- What is being asked:
Search the entries below for the string "Trace" and give the number of lines that hold it, nothing else.

(Interface dataset entries)

────────────────────────────────────────

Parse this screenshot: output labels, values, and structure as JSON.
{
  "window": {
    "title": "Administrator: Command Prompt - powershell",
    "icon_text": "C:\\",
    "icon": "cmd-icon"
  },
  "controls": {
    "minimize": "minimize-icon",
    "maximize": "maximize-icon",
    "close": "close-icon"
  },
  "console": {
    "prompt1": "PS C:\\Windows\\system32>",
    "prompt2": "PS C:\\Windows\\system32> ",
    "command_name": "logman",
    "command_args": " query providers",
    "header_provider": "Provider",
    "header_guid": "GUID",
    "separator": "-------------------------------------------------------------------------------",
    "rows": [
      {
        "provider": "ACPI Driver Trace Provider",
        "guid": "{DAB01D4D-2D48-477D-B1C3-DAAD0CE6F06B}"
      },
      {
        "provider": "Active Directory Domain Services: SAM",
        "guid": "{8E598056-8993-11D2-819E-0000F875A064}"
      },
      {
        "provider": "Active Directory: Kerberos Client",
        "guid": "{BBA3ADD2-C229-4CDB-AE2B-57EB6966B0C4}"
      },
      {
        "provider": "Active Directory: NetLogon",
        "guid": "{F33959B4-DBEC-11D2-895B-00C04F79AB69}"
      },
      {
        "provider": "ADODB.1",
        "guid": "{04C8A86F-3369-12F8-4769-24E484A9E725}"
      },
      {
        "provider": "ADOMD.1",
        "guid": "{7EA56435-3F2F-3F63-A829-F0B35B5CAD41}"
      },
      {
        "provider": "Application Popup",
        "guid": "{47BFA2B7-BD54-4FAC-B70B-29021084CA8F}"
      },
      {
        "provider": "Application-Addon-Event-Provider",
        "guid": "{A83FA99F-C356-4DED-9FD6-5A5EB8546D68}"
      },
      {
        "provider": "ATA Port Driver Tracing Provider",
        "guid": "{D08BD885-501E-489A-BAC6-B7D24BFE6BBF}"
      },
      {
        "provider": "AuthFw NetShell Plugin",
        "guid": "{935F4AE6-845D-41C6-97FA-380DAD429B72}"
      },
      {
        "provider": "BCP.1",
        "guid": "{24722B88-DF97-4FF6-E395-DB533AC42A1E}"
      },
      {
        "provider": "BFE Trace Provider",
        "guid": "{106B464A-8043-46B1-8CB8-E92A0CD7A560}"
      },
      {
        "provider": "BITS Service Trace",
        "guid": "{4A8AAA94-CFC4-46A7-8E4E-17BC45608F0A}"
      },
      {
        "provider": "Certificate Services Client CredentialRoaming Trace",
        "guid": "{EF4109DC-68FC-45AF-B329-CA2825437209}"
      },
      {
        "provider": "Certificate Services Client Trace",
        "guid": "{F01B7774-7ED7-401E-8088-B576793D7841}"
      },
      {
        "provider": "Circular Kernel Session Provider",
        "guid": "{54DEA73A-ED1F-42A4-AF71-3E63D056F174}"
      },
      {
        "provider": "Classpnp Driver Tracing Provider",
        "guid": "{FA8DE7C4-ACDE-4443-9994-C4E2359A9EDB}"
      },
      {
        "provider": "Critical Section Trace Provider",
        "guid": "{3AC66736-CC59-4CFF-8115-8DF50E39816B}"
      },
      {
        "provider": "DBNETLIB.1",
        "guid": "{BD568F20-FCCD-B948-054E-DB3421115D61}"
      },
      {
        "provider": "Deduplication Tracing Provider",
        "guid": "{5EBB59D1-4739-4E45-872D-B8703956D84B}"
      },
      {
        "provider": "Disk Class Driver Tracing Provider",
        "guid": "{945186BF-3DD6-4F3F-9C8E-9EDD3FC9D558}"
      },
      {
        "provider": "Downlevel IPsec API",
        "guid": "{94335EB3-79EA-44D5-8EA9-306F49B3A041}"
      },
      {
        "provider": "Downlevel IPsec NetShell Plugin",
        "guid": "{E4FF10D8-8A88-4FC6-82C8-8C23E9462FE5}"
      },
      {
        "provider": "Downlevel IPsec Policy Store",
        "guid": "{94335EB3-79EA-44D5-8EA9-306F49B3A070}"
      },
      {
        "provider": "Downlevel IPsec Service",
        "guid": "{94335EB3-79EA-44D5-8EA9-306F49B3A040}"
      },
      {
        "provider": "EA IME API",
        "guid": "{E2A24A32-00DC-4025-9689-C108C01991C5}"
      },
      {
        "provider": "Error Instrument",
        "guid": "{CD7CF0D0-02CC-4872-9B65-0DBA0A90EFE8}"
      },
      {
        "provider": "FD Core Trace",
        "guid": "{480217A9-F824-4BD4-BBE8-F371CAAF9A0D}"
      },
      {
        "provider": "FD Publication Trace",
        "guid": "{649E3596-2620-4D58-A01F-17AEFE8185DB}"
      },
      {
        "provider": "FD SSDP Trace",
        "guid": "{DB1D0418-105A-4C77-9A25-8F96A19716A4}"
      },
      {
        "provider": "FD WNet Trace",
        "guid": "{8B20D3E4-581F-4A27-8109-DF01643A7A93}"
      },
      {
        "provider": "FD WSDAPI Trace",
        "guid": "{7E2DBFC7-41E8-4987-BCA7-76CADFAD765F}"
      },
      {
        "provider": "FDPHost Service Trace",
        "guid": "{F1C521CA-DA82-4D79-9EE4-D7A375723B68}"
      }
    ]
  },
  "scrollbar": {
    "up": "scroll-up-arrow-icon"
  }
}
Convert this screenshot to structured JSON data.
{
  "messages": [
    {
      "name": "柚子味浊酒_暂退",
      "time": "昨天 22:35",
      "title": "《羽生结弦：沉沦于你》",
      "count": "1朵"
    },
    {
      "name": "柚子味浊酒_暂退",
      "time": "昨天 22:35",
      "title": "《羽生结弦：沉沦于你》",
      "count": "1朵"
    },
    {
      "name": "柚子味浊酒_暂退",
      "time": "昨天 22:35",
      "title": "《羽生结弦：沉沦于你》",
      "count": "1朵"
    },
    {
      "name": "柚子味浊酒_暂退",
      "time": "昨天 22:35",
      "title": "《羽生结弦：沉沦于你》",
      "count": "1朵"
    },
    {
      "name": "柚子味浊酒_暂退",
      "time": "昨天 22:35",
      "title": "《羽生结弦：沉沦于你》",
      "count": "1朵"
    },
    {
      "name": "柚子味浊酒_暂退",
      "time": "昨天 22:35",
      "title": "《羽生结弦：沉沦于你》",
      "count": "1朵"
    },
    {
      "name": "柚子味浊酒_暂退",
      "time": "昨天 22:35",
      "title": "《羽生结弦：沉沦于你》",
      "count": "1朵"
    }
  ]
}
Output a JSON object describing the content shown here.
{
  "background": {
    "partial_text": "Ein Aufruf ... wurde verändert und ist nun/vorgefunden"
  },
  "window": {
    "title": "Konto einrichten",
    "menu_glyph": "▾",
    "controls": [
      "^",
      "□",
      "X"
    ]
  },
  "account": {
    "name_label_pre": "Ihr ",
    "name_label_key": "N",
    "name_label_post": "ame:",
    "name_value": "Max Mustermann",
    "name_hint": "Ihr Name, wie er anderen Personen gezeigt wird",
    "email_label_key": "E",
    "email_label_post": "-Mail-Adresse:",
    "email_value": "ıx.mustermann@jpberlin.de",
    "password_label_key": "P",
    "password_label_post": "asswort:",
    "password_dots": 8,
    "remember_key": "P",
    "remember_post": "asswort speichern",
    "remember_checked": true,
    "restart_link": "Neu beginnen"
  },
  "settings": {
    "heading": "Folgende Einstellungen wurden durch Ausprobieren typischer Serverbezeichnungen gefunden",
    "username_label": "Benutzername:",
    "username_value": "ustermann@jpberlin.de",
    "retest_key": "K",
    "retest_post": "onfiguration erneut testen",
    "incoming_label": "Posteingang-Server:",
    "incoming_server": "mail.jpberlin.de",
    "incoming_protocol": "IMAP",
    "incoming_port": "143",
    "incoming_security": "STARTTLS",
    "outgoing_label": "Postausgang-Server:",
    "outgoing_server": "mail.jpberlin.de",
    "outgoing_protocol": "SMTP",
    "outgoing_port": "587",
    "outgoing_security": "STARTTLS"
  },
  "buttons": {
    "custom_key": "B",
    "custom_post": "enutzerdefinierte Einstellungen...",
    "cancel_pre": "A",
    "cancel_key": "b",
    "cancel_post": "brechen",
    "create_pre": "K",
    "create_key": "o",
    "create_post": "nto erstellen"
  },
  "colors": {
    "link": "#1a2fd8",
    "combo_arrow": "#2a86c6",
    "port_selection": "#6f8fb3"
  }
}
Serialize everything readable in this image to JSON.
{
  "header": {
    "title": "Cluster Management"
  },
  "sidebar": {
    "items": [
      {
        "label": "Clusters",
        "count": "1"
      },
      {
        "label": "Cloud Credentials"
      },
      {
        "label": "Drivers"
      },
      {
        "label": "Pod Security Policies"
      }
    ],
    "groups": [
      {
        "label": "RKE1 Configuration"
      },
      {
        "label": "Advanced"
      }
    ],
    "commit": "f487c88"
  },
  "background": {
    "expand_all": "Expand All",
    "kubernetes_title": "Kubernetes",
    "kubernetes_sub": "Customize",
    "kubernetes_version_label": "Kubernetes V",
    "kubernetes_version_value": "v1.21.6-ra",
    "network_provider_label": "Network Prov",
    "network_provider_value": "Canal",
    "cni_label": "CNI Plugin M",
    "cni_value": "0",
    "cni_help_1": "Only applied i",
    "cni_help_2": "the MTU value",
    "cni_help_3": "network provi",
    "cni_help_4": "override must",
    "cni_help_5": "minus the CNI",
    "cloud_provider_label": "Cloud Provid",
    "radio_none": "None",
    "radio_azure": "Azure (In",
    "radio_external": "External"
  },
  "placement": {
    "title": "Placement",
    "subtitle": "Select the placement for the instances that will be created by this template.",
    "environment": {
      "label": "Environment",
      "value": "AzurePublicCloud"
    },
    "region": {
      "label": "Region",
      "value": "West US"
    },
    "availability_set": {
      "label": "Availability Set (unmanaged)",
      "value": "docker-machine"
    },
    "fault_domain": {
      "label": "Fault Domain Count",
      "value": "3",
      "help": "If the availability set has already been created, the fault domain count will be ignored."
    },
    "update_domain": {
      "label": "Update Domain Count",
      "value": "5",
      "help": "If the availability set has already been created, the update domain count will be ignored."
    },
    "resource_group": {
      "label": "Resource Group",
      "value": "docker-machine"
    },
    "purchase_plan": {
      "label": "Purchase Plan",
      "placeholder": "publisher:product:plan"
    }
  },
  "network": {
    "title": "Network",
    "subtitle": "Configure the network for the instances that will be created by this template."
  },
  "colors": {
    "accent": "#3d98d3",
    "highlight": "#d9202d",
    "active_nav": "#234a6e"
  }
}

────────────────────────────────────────

- Response below:
12